Work to complete> Only lines holding the word "structured" are needed; copy each of them from the material.

Start of Source data

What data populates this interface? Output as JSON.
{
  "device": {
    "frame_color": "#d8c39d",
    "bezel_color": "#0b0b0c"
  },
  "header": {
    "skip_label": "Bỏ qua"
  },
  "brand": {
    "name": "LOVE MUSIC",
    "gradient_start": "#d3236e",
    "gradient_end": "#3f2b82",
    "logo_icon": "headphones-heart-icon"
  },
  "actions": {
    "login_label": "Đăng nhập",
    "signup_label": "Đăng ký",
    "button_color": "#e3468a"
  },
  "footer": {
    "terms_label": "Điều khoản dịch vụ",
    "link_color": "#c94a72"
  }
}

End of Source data
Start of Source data

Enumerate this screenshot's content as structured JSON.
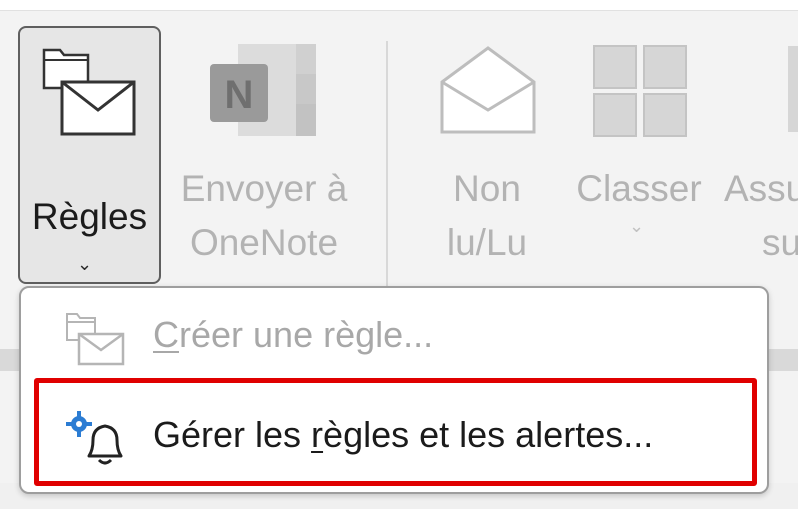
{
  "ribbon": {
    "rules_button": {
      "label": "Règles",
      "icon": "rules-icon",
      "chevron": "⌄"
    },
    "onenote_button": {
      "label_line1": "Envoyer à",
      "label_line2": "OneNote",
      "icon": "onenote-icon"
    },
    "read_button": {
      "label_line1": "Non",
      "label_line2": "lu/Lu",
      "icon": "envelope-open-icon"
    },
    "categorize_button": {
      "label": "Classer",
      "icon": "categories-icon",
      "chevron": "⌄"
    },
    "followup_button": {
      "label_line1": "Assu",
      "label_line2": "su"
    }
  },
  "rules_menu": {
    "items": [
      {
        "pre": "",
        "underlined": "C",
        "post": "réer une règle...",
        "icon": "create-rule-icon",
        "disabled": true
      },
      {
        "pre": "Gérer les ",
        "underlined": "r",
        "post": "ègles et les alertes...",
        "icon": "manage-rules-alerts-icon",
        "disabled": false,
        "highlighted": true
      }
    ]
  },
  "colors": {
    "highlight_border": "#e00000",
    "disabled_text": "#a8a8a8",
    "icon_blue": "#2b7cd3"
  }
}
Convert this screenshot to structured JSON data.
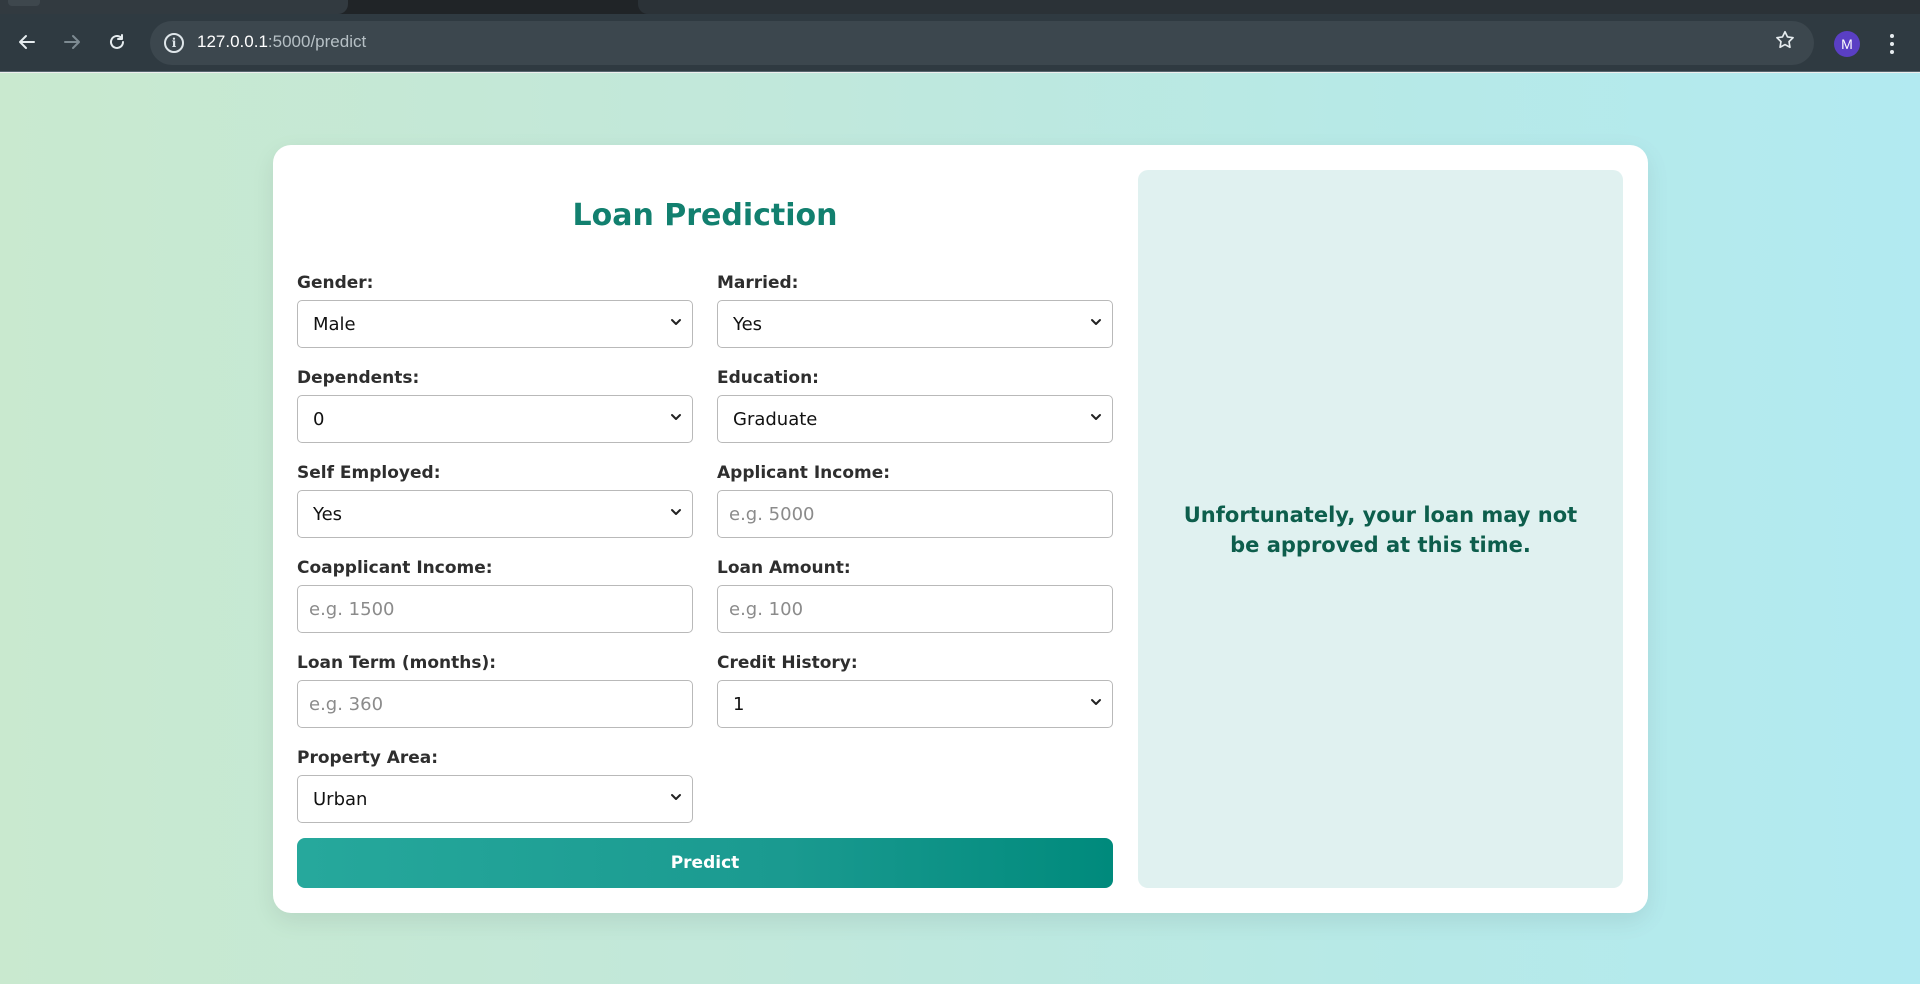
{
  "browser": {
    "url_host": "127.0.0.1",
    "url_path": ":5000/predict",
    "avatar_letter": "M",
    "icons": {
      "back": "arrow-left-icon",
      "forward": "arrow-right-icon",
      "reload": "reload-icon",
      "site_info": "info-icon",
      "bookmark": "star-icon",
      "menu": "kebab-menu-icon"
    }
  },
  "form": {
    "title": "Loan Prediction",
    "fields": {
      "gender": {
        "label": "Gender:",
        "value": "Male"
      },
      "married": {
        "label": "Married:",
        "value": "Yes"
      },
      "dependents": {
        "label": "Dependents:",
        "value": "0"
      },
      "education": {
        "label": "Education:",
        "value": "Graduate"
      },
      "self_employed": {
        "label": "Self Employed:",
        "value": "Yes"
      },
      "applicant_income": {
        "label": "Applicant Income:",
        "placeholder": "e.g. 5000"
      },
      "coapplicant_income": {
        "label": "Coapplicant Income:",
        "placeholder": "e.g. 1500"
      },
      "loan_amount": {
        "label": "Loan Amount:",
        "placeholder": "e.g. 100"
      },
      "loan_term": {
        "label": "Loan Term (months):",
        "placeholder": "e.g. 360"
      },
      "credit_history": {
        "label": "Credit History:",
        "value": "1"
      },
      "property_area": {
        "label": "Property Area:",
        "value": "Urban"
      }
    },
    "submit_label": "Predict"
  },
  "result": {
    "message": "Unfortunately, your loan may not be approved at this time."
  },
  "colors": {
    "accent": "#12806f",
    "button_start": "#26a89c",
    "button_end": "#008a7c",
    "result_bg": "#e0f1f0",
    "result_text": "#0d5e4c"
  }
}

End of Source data

Result of this task>
Enumerate this screenshot's content as structured JSON.
Convert this screenshot to structured JSON data.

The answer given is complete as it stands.